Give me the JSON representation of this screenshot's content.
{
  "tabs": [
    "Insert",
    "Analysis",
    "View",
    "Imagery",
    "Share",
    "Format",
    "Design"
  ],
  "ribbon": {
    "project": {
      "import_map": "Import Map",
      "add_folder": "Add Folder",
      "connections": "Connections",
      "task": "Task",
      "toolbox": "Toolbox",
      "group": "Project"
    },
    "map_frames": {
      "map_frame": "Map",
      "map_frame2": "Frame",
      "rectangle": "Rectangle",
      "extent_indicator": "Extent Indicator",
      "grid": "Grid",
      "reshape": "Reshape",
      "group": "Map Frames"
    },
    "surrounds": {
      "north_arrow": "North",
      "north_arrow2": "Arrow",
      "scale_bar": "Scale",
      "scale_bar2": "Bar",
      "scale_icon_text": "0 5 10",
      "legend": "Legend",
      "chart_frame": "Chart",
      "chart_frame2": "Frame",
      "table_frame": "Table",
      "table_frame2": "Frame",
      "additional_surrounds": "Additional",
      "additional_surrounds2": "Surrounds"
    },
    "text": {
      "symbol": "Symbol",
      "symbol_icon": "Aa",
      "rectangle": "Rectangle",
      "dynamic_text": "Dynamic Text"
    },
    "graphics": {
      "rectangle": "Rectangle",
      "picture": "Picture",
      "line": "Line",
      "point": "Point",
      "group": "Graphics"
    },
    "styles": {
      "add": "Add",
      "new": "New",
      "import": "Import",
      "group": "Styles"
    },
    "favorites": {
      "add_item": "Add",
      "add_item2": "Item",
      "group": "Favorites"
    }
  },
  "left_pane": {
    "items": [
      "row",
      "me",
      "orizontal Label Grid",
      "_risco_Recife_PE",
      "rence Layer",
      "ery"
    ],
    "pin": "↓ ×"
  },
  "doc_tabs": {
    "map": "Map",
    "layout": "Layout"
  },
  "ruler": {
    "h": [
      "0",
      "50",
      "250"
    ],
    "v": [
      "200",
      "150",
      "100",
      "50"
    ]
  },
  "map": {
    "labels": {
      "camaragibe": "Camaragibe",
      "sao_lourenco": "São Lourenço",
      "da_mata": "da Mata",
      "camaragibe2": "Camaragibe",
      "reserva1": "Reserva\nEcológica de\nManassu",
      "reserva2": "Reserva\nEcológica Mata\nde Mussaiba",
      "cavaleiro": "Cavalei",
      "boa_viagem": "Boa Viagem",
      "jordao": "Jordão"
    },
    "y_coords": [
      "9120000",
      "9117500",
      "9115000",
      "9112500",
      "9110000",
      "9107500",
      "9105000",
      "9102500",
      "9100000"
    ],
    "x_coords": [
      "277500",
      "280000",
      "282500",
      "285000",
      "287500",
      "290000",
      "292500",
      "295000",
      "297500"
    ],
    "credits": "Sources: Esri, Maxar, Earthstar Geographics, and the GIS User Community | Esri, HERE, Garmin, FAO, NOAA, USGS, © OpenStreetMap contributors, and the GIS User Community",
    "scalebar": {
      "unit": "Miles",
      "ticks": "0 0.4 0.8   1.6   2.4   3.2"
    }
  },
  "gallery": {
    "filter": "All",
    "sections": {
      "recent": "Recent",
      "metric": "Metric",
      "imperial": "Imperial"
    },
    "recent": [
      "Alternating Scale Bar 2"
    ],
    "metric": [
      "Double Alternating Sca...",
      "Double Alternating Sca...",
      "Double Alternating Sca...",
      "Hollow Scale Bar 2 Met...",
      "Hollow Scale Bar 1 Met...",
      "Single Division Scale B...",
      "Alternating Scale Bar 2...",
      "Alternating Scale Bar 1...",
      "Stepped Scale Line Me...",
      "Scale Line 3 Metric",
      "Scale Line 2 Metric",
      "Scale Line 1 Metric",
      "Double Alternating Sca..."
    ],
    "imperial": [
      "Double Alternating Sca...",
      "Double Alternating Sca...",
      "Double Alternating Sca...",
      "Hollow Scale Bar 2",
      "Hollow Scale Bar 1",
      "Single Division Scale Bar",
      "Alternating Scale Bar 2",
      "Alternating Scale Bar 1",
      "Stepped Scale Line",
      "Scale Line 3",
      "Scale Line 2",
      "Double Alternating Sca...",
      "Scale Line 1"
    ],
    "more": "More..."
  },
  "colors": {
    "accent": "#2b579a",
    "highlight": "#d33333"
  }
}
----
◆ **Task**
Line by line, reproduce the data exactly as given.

◆ **Result for this task**
Give me the JSON representation of this screenshot's content.
{
  "tabs": [
    "Insert",
    "Analysis",
    "View",
    "Imagery",
    "Share",
    "Format",
    "Design"
  ],
  "ribbon": {
    "project": {
      "import_map": "Import Map",
      "add_folder": "Add Folder",
      "connections": "Connections",
      "task": "Task",
      "toolbox": "Toolbox",
      "group": "Project"
    },
    "map_frames": {
      "map_frame": "Map",
      "map_frame2": "Frame",
      "rectangle": "Rectangle",
      "extent_indicator": "Extent Indicator",
      "grid": "Grid",
      "reshape": "Reshape",
      "group": "Map Frames"
    },
    "surrounds": {
      "north_arrow": "North",
      "north_arrow2": "Arrow",
      "scale_bar": "Scale",
      "scale_bar2": "Bar",
      "scale_icon_text": "0 5 10",
      "legend": "Legend",
      "chart_frame": "Chart",
      "chart_frame2": "Frame",
      "table_frame": "Table",
      "table_frame2": "Frame",
      "additional_surrounds": "Additional",
      "additional_surrounds2": "Surrounds"
    },
    "text": {
      "symbol": "Symbol",
      "symbol_icon": "Aa",
      "rectangle": "Rectangle",
      "dynamic_text": "Dynamic Text"
    },
    "graphics": {
      "rectangle": "Rectangle",
      "picture": "Picture",
      "line": "Line",
      "point": "Point",
      "group": "Graphics"
    },
    "styles": {
      "add": "Add",
      "new": "New",
      "import": "Import",
      "group": "Styles"
    },
    "favorites": {
      "add_item": "Add",
      "add_item2": "Item",
      "group": "Favorites"
    }
  },
  "left_pane": {
    "items": [
      "row",
      "me",
      "orizontal Label Grid",
      "_risco_Recife_PE",
      "rence Layer",
      "ery"
    ],
    "pin": "↓ ×"
  },
  "doc_tabs": {
    "map": "Map",
    "layout": "Layout"
  },
  "ruler": {
    "h": [
      "0",
      "50",
      "250"
    ],
    "v": [
      "200",
      "150",
      "100",
      "50"
    ]
  },
  "map": {
    "labels": {
      "camaragibe": "Camaragibe",
      "sao_lourenco": "São Lourenço",
      "da_mata": "da Mata",
      "camaragibe2": "Camaragibe",
      "reserva1": "Reserva\nEcológica de\nManassu",
      "reserva2": "Reserva\nEcológica Mata\nde Mussaiba",
      "cavaleiro": "Cavalei",
      "boa_viagem": "Boa Viagem",
      "jordao": "Jordão"
    },
    "y_coords": [
      "9120000",
      "9117500",
      "9115000",
      "9112500",
      "9110000",
      "9107500",
      "9105000",
      "9102500",
      "9100000"
    ],
    "x_coords": [
      "277500",
      "280000",
      "282500",
      "285000",
      "287500",
      "290000",
      "292500",
      "295000",
      "297500"
    ],
    "credits": "Sources: Esri, Maxar, Earthstar Geographics, and the GIS User Community | Esri, HERE, Garmin, FAO, NOAA, USGS, © OpenStreetMap contributors, and the GIS User Community",
    "scalebar": {
      "unit": "Miles",
      "ticks": "0 0.4 0.8   1.6   2.4   3.2"
    }
  },
  "gallery": {
    "filter": "All",
    "sections": {
      "recent": "Recent",
      "metric": "Metric",
      "imperial": "Imperial"
    },
    "recent": [
      "Alternating Scale Bar 2"
    ],
    "metric": [
      "Double Alternating Sca...",
      "Double Alternating Sca...",
      "Double Alternating Sca...",
      "Hollow Scale Bar 2 Met...",
      "Hollow Scale Bar 1 Met...",
      "Single Division Scale B...",
      "Alternating Scale Bar 2...",
      "Alternating Scale Bar 1...",
      "Stepped Scale Line Me...",
      "Scale Line 3 Metric",
      "Scale Line 2 Metric",
      "Scale Line 1 Metric",
      "Double Alternating Sca..."
    ],
    "imperial": [
      "Double Alternating Sca...",
      "Double Alternating Sca...",
      "Double Alternating Sca...",
      "Hollow Scale Bar 2",
      "Hollow Scale Bar 1",
      "Single Division Scale Bar",
      "Alternating Scale Bar 2",
      "Alternating Scale Bar 1",
      "Stepped Scale Line",
      "Scale Line 3",
      "Scale Line 2",
      "Double Alternating Sca...",
      "Scale Line 1"
    ],
    "more": "More..."
  },
  "colors": {
    "accent": "#2b579a",
    "highlight": "#d33333"
  }
}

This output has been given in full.